7.  Assign each mesh part the appropriate cut value in the S4Studio CAS Tools panel, and save your file.  I usually just save it over the exported LOD 0 mesh.

Remember, for our tutorial mirror the cut values are  - 

shadow - 0
frame - 1
mirror glass – 2

8.  You also need to move the Sims 2 mesh parts so that their positions lines up with the Sims 4 mesh locations. 

To move the frame, click on your frame group in the Scenes panel to select it.

Next,  click on the blue Z axis arrow and drag upward to move it in position.  You will also need to use the green Y Axis arrow to move it forward a bit.

9.  Follow the same procedure in step 8 to re-position  the shadow (southwallshadow) and mirror (simple_mirror_reflection) to match the position of the corresponding Sims 4 mesh parts.  

10.  Once the cut values are assigned, and the Sims 2 mesh parts are moved to match the Sims 4 mesh part locations, it's time to delete the Sims 4 mesh parts.  

Click on "s4studio_mesh_2" in the Scenes panel and click "x" to delete.

Follow the same procedure for  "s4studio_mesh_0" and  "s4studio_mesh_1"

Your three mapped Sims 2 mesh groups should be the only groups showing in the Scenes panel after this.

11.  Save your .blender with an appropriate file name.  

I usually just save it over the HLOD mesh (LOD 0) I exported from Sims4Studio to decrease the number of saved files in my project folder.

12.  Now, we need to make a lower poly version of the mesh for the MLOD group.

Open your LOD 0  .blender again. 

13.  In the menu panel on the right side of the screen, click on the little icon that looks like a wrench and on "Add Modifier."  

This will bring up a menu with lots of different options.

14.  Under "Generate,"  select "Decimate."

15.  In the panel that appears, change the Ratio from 1.0000 to .75 and click "Apply."  This will reduce the number of polys to 75% of the original.

TIP:   **The point at which the MLOD mesh appears in game is still fairly zoomed in on the screen, so we don’t want the appearance of our mesh to change at all from HLOD to MLOD. If reducing polys changes the shape of your mesh, you could use the same mesh from the HLOD in your final .package, reducing polys as much as possible before the mesh begins to distort.

16.  Save your MLOD mesh as "LOD 1" in your project folder.

17.  We must also have a MLOD and  HLOD sunshadow mesh for the new mirror. 

The sunshadow is your new mesh with just the shadow casting parts remaining.  So, for this tutorial, you will make your sunshadow just from Group 1 - the frame.

With the MLOD mesh still open, click on simple_mirror_reflection  in the Scenes panel to select it and then move your mouse into the in the User Persp window, and   click "x" to delete the mirror.

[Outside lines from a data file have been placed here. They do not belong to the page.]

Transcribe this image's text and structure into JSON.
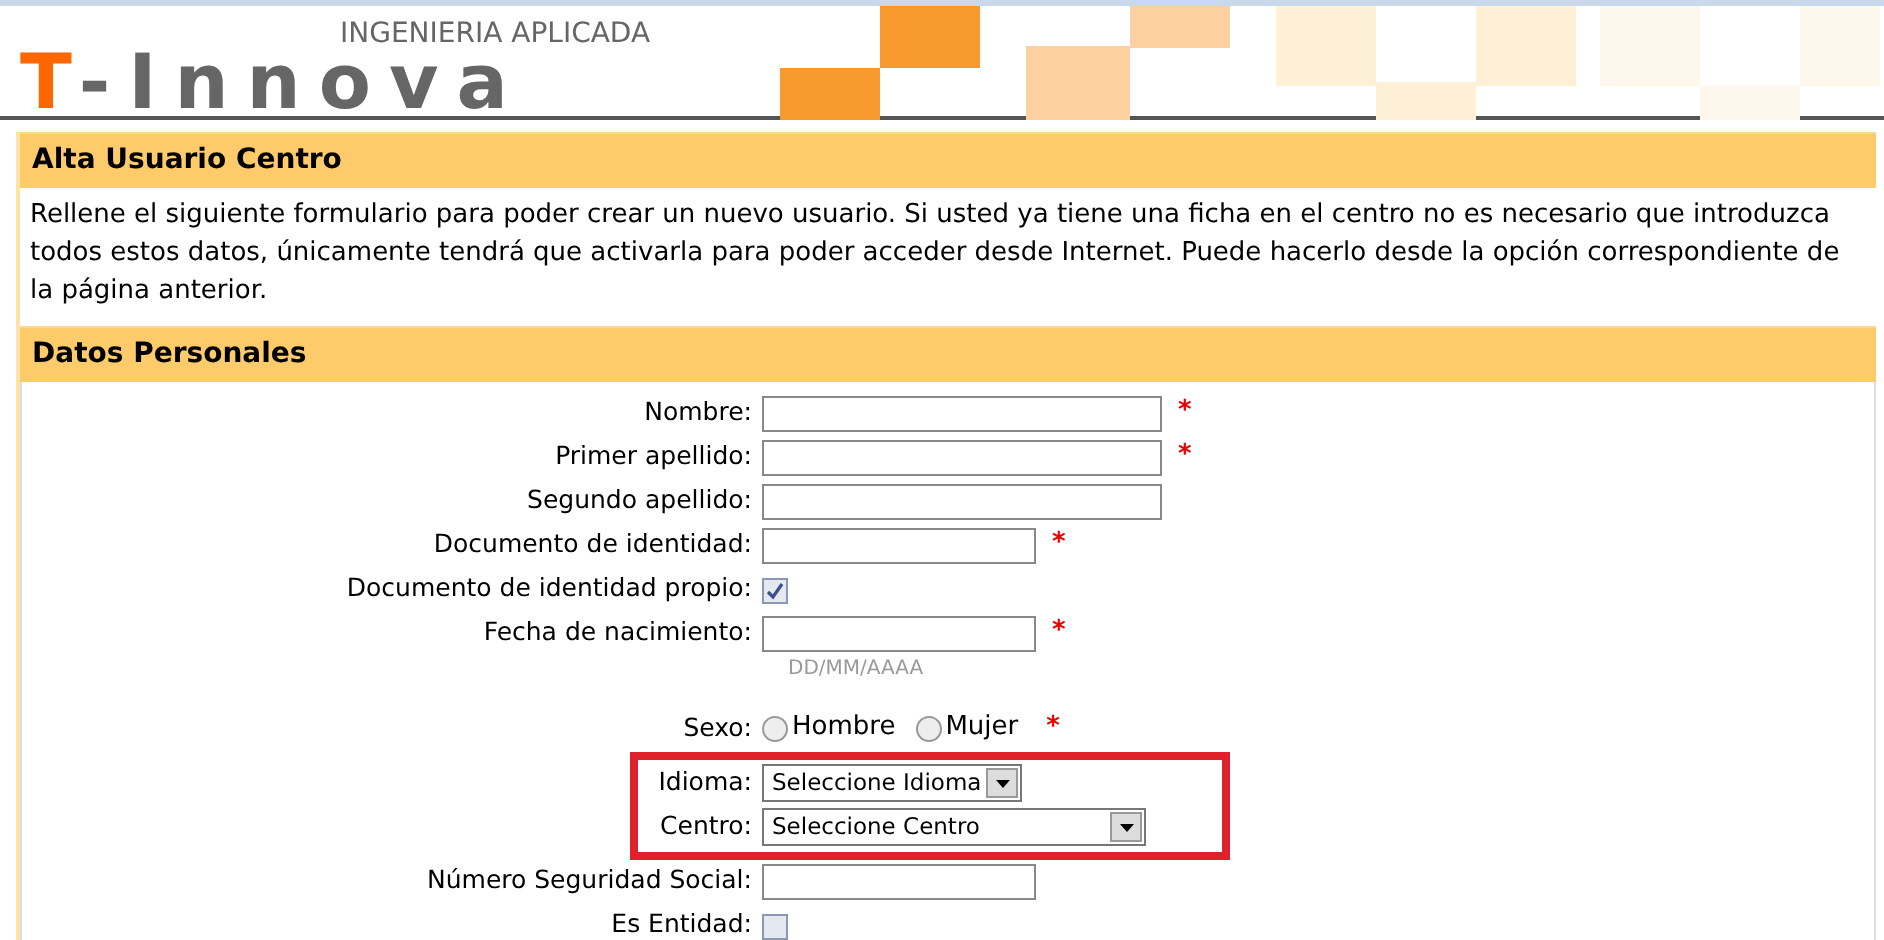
{
  "logo": {
    "initial": "T",
    "rest": "-Innova",
    "tagline": "INGENIERIA APLICADA"
  },
  "intro": {
    "title": "Alta Usuario Centro",
    "text": "Rellene el siguiente formulario para poder crear un nuevo usuario. Si usted ya tiene una ficha en el centro no es necesario que introduzca todos estos datos, únicamente tendrá que activarla para poder acceder desde Internet. Puede hacerlo desde la opción correspondiente de la página anterior."
  },
  "form": {
    "title": "Datos Personales",
    "fields": [
      {
        "kind": "text",
        "label": "Nombre:",
        "required_mark": "*",
        "highlighted": false
      },
      {
        "kind": "text",
        "label": "Primer apellido:",
        "required_mark": "*",
        "highlighted": false
      },
      {
        "kind": "text",
        "label": "Segundo apellido:",
        "highlighted": false
      },
      {
        "kind": "short-text",
        "label": "Documento de identidad:",
        "required_mark": "*",
        "highlighted": false
      },
      {
        "kind": "checkbox",
        "label": "Documento de identidad propio:",
        "checked": true,
        "highlighted": false
      },
      {
        "kind": "short-text",
        "label": "Fecha de nacimiento:",
        "hint": "DD/MM/AAAA",
        "required_mark": "*",
        "highlighted": false
      },
      {
        "kind": "radio",
        "label": "Sexo:",
        "options": [
          {
            "label": "Hombre",
            "selected": false
          },
          {
            "label": "Mujer",
            "selected": false
          }
        ],
        "required_mark": "*",
        "highlighted": false
      },
      {
        "kind": "short-select",
        "label": "Idioma:",
        "value": "Seleccione Idioma",
        "highlighted": true
      },
      {
        "kind": "select",
        "label": "Centro:",
        "value": "Seleccione Centro",
        "highlighted": true
      },
      {
        "kind": "short-text",
        "label": "Número Seguridad Social:",
        "highlighted": false
      },
      {
        "kind": "checkbox",
        "label": "Es Entidad:",
        "checked": false,
        "highlighted": false
      }
    ]
  }
}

18.  Do the same for southwallshadow, the shadow group.

19.  Click on your remaining mesh part (the frame) in the Scenes panel to select it, and switch to "Edit Mode" if you are not already in it.

20.  Click on the tiny icon that looks like 3 shapes to open the Scene menus.  

21.  In the S4Studio CAS Tools box, change the cut value to "0" (zero).

22.  Save your new sunshadow mesh as LOD 1 Shadow.

23.  To make the LOD 0 (HLOD) sunshadow, re-open the LOD 0 .blender that you saved in Step 11.

24.   Now, follow the same procedure described in Steps 17 - 22 to create the HLOD sunshadow mesh.

25.  After deleting the extra groups and changing the Cut value to 0 (zero), save the new mesh as LOD 0 Shadow.

Congratulations -  now your converted meshes are ready for importing into Sims4Studio!  

Note:  If your cloned object had a 3rd LOD (LOD 2), you would follow the same procedure as in Steps 12 - 22 to further reduce polys and then create a sunshadow mesh for that LOD as well.

The next part of the tutorial will cover the 3 types of textures required for a Sims 4 Object:

Part 4-2  The Normal/Bump Map        COMING SOON!

Part 4-3  The RGB Specular                COMING SOON!

Please comment below if you have any questions or need help with this tutorial!